Over the last few months, we have had several of our elders at Cornerstone share messages on Sunday morning. I think it’s great and I wanted to share we feel it is important to expose the congregation to teaching from different people. For many churches and congregations, there is a unwritten and unspoken expectation that the pastor should be preaching every week unless he is near death. The expectation is that they should be preaching because that is what they are paid to do. However, if you want your church to be healthy, there will be times the pastor needs to step away from the pulpit and let others preach. Here’s why.
I know what many people think, pastors don’t work hard enough to need rest! I’ve heard it and experienced the perception that pastors don’t really do much during the week. Nothing can be further from the truth. I think I can uniquely respond to this since I’ve worked both in the business/manufacturing world and in the ministry. The two fields are very different.
Preparing for a sermon each week is a responsibility that you cannot take lightly. Just imagine having to write and prepare a 5000 to 8000 word essay each week, and then present it in front of a group of people who expect it to be life-changing and incredible each week. It is the preacher’s responsibility to read the text, research the meaning behind the text, and then present it in such a way to help people see the need of the Gospel in their lives. But in addition to preaching they have many other roles: counseling people in crisis, coaching leaders, meeting and encouraging people in the church, hospital visitation, and just leading the church. The biggest difference between the corporate world and the ministry is that you simply cannot leave everything at work. You have to always be ready, and most pastors work far more than 40 hours per week. I don’t share this to complain, because I fully believe this is the life that God has called me to, but I do share it so that you know that pastors are under incredible stress. The statistics on how many pastors leave the ministry are mind-boggling, click here to see what I mean.
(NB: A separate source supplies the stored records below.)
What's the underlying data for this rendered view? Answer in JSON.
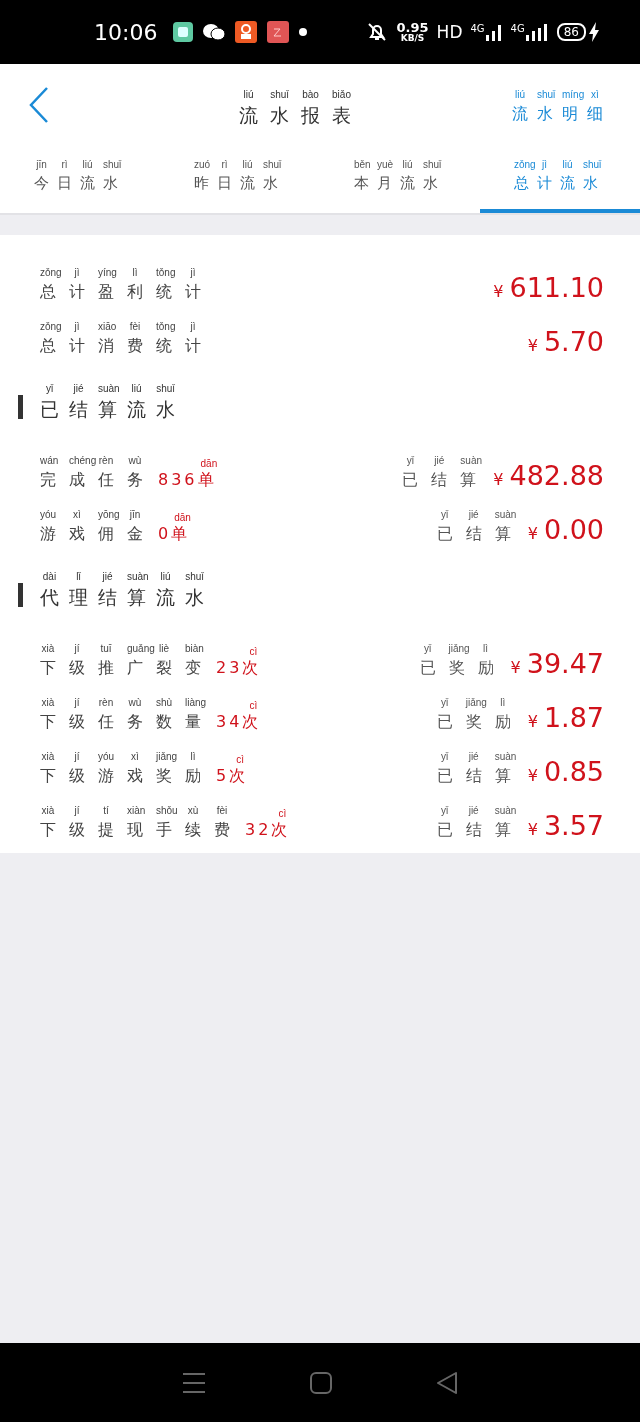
{
  "status_bar": {
    "time": "10:06",
    "speed": "0.95",
    "speed_unit": "KB/S",
    "hd": "HD",
    "network_1": "4G",
    "network_2": "4G",
    "battery": "86"
  },
  "header": {
    "title": {
      "text": "流水报表",
      "pinyin": "liú shuǐ bào biǎo"
    },
    "action": {
      "text": "流水明细",
      "pinyin": "liú shuǐ míng xì"
    }
  },
  "tabs": [
    {
      "text": "今日流水",
      "pinyin": "jīn rì liú shuǐ",
      "selected": false
    },
    {
      "text": "昨日流水",
      "pinyin": "zuó rì liú shuǐ",
      "selected": false
    },
    {
      "text": "本月流水",
      "pinyin": "běn yuè liú shuǐ",
      "selected": false
    },
    {
      "text": "总计流水",
      "pinyin": "zǒng jì liú shuǐ",
      "selected": true
    }
  ],
  "totals": [
    {
      "label": {
        "text": "总计盈利统计",
        "pinyin": "zǒng jì yíng lì tǒng jì"
      },
      "amount": {
        "currency": "¥",
        "value": "611.10"
      }
    },
    {
      "label": {
        "text": "总计消费统计",
        "pinyin": "zǒng jì xiāo fèi tǒng jì"
      },
      "amount": {
        "currency": "¥",
        "value": "5.70"
      }
    }
  ],
  "sections": [
    {
      "title": {
        "text": "已结算流水",
        "pinyin": "yǐ jié suàn liú shuǐ"
      },
      "rows": [
        {
          "label": {
            "text": "完成任务",
            "pinyin": "wán chéng rèn wù"
          },
          "count": {
            "text": "836单",
            "pinyin": "dān"
          },
          "status": {
            "text": "已结算",
            "pinyin": "yǐ jié suàn"
          },
          "amount": {
            "currency": "¥",
            "value": "482.88"
          }
        },
        {
          "label": {
            "text": "游戏佣金",
            "pinyin": "yóu xì yōng jīn"
          },
          "count": {
            "text": "0单",
            "pinyin": "dān"
          },
          "status": {
            "text": "已结算",
            "pinyin": "yǐ jié suàn"
          },
          "amount": {
            "currency": "¥",
            "value": "0.00"
          }
        }
      ]
    },
    {
      "title": {
        "text": "代理结算流水",
        "pinyin": "dài lǐ jié suàn liú shuǐ"
      },
      "rows": [
        {
          "label": {
            "text": "下级推广裂变",
            "pinyin": "xià jí tuī guǎng liè biàn"
          },
          "count": {
            "text": "23次",
            "pinyin": "cì"
          },
          "status": {
            "text": "已奖励",
            "pinyin": "yǐ jiǎng lì"
          },
          "amount": {
            "currency": "¥",
            "value": "39.47"
          }
        },
        {
          "label": {
            "text": "下级任务数量",
            "pinyin": "xià jí rèn wù shù liàng"
          },
          "count": {
            "text": "34次",
            "pinyin": "cì"
          },
          "status": {
            "text": "已奖励",
            "pinyin": "yǐ jiǎng lì"
          },
          "amount": {
            "currency": "¥",
            "value": "1.87"
          }
        },
        {
          "label": {
            "text": "下级游戏奖励",
            "pinyin": "xià jí yóu xì jiǎng lì"
          },
          "count": {
            "text": "5次",
            "pinyin": "cì"
          },
          "status": {
            "text": "已结算",
            "pinyin": "yǐ jié suàn"
          },
          "amount": {
            "currency": "¥",
            "value": "0.85"
          }
        },
        {
          "label": {
            "text": "下级提现手续费",
            "pinyin": "xià jí tí xiàn shǒu xù fèi"
          },
          "count": {
            "text": "32次",
            "pinyin": "cì"
          },
          "status": {
            "text": "已结算",
            "pinyin": "yǐ jié suàn"
          },
          "amount": {
            "currency": "¥",
            "value": "3.57"
          }
        }
      ]
    }
  ]
}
Pastors simply need time to pull back and spend time with their families. Most people don’t realize how busy pastors are on the weekends, so by letting others preach you are giving them a chance to spend a normal weekend with the family on occasion.
Planning and Preparing
Pastors need time to plan and prepare. Time where they can slow down and simply listen to God’s voice and direction for the church. It is great to have weeks where the pastor can focus on prayer and study, without the added responsibility of putting together a message. There are events that need to be planned, upcoming sermon series to map out, calls that need to be made, administrative details that need following up, and people that need to be discipled. In a healthy church, the pastor needs time to lead, and stepping away from the pulpit on a regular basis helps the pastor and it helps the church.
Ephesians 4:11-12 tells us that our job is to equip the saints. As a church, we will have a far greater impact if we continue to develop and train gifted teachers. This doesn’t mean just anyone can stand up and preach on Sunday mornings, but for those who excel in teaching in our LifeGroup system, this is a great next step. 1 Timothy 3:2 lists one of the requirements for elders is the ability to teach. Although this can take other forms such as writing or one-on-one teaching, several of our elders have the gift of public teaching. For me, it helps to know we have guys who are solid in their theology and can stand up and preach boldly. I can guarantee that most gifted pastors weren’t great public speakers when they first started preaching. It takes time and it takes practice to become comfortable preaching in front of a crowd.
We also need to realize that people respond differently to preaching styles. While one person may love my style, another may very well be reached more effectively by someone else. I pray that we don’t turn church into an “Idol” style competition where preachers are judged on style rather than substance. Unfortunately, that is what happens far too often in the church world. People pick and choose what church to attend based on the personality of the pastor, and then they complain whenever anyone else shares from the pulpit. It shouldn’t be that way!
Here’s what you need to ask each time
- Is the Word of God preached?
- Is Jesus lifted up?
- Are believers built up?
- Is the Gospel clearly proclaimed?
If those things are happening, then you can celebrate, even if the person preaching may have a style that you don’t prefer.